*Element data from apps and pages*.
^^^^

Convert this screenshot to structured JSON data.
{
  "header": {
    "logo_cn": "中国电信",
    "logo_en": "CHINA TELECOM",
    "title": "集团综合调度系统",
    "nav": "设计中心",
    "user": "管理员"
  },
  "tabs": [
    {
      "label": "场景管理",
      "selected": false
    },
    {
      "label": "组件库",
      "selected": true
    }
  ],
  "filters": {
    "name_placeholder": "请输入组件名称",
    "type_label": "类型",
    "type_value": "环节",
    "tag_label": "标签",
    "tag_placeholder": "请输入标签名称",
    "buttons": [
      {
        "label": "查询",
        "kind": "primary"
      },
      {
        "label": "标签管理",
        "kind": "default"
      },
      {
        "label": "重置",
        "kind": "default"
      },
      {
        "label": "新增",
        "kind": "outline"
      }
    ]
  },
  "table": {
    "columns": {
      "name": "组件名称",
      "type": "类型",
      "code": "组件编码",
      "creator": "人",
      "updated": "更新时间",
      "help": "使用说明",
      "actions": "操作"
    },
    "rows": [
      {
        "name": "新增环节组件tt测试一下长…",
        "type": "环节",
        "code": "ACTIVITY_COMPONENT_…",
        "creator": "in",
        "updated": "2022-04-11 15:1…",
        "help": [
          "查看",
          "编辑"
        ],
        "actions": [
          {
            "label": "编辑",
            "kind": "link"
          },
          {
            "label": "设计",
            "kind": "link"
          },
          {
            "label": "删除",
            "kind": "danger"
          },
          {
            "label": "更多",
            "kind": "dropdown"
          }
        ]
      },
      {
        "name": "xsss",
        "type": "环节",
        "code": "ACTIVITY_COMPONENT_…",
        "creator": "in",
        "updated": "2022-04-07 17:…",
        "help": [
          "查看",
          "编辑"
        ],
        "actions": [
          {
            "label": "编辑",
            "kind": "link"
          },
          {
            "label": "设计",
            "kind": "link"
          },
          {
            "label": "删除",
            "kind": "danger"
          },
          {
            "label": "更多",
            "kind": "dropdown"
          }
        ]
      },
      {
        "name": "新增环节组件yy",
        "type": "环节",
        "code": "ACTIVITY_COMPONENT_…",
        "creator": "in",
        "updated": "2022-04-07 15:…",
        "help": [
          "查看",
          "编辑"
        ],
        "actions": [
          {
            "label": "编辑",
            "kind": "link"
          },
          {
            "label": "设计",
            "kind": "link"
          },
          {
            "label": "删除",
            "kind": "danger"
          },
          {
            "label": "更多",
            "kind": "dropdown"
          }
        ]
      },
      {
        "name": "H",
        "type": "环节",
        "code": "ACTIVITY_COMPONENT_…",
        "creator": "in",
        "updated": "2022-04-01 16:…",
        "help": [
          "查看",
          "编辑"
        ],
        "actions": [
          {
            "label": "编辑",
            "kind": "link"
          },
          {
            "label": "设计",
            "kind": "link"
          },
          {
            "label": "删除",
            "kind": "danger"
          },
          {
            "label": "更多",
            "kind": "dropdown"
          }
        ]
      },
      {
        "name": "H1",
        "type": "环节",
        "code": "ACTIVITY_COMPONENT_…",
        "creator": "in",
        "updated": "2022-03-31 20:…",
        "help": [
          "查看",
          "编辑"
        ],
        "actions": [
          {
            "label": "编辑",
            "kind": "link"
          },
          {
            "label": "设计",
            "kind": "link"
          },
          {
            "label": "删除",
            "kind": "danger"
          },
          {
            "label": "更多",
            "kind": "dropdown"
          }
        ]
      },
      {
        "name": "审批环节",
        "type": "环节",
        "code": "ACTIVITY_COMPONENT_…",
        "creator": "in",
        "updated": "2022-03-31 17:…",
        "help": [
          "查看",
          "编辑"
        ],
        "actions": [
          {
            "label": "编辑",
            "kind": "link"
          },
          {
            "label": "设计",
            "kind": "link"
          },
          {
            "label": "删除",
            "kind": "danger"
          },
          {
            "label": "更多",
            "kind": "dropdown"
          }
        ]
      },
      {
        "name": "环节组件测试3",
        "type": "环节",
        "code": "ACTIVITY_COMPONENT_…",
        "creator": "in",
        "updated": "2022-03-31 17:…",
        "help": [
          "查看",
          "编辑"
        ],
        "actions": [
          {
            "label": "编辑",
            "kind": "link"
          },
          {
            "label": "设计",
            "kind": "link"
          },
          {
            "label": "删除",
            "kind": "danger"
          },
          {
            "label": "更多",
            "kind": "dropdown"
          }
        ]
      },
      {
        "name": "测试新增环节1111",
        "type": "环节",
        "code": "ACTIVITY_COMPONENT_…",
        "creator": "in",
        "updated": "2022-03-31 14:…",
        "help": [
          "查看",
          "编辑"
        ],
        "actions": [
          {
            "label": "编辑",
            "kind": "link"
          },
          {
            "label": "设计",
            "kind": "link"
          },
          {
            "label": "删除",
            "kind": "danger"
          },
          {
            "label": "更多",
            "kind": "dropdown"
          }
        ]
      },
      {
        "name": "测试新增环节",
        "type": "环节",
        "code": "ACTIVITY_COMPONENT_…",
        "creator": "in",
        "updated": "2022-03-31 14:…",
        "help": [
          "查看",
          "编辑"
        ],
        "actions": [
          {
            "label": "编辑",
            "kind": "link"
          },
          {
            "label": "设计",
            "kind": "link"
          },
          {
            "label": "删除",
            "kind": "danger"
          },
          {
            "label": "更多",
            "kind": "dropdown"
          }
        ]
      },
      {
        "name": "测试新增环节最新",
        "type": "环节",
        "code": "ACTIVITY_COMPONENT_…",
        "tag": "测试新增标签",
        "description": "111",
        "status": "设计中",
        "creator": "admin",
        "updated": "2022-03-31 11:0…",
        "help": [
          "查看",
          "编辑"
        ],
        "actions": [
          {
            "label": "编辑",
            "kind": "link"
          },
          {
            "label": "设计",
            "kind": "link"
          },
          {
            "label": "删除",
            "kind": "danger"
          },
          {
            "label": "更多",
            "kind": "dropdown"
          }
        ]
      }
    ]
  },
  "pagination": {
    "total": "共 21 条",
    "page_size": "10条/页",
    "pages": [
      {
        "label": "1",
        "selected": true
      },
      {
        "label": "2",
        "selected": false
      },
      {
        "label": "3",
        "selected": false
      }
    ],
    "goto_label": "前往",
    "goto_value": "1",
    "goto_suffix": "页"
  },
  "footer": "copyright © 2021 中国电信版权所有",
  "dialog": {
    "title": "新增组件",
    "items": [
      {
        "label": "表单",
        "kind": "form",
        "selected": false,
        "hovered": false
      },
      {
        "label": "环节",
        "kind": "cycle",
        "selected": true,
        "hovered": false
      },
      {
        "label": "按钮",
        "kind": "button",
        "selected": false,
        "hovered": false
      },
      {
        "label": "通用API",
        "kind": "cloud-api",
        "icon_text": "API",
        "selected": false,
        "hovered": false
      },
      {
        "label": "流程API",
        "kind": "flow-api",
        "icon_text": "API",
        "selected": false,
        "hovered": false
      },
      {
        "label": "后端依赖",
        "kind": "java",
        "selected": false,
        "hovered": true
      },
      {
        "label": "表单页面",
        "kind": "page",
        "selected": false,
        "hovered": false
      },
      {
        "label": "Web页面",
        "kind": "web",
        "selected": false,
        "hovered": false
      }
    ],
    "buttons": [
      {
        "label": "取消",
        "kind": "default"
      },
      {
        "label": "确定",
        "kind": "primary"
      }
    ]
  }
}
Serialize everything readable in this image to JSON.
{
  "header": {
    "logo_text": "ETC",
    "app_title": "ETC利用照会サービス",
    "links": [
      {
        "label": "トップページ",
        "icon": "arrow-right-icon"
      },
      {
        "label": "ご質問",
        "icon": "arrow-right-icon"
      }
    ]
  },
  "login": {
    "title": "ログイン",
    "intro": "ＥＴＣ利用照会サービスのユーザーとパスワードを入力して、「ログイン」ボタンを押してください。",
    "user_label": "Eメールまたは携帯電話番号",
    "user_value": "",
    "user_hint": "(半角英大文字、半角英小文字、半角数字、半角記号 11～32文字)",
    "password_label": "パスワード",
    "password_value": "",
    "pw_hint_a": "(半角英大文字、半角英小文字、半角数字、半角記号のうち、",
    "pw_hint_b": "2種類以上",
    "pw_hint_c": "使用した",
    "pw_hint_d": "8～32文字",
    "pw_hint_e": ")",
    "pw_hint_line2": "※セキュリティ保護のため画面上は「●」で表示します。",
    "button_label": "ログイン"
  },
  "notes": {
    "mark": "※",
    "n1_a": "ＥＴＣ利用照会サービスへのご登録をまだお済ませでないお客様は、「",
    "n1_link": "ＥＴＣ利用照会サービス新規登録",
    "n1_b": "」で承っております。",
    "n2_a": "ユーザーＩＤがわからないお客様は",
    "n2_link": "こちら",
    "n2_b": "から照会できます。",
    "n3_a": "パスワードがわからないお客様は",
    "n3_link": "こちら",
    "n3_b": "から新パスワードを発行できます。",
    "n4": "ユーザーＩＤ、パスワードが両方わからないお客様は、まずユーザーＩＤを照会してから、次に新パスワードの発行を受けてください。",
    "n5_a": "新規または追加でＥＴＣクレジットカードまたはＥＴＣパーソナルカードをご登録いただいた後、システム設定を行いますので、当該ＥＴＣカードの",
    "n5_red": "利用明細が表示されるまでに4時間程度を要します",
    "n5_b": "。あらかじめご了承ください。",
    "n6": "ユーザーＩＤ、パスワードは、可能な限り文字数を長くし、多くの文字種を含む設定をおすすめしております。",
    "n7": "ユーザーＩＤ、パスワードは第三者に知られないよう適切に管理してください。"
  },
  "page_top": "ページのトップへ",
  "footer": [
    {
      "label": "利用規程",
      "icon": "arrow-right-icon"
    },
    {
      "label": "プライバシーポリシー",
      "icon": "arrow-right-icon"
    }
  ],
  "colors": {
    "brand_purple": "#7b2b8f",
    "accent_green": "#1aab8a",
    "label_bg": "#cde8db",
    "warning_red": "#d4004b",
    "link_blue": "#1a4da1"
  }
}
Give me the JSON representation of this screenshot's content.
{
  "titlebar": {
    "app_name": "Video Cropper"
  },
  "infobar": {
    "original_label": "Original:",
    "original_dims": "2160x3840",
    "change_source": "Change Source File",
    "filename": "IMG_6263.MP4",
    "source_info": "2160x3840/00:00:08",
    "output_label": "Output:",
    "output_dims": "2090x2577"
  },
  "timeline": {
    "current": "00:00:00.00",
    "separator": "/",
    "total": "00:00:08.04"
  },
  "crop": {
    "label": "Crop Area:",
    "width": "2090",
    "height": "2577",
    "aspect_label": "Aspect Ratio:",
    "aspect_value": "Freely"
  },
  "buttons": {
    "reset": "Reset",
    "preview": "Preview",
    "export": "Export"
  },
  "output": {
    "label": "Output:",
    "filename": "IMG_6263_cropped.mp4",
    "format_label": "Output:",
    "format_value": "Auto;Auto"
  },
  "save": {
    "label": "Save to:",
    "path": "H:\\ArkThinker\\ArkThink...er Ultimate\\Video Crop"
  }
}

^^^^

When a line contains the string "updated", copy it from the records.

      "updated": "更新时间",
        "updated": "2022-04-11 15:1…",
        "updated": "2022-04-07 17:…",
        "updated": "2022-04-07 15:…",
        "updated": "2022-04-01 16:…",
        "updated": "2022-03-31 20:…",
        "updated": "2022-03-31 17:…",
        "updated": "2022-03-31 17:…",
        "updated": "2022-03-31 14:…",
        "updated": "2022-03-31 14:…",
        "updated": "2022-03-31 11:0…",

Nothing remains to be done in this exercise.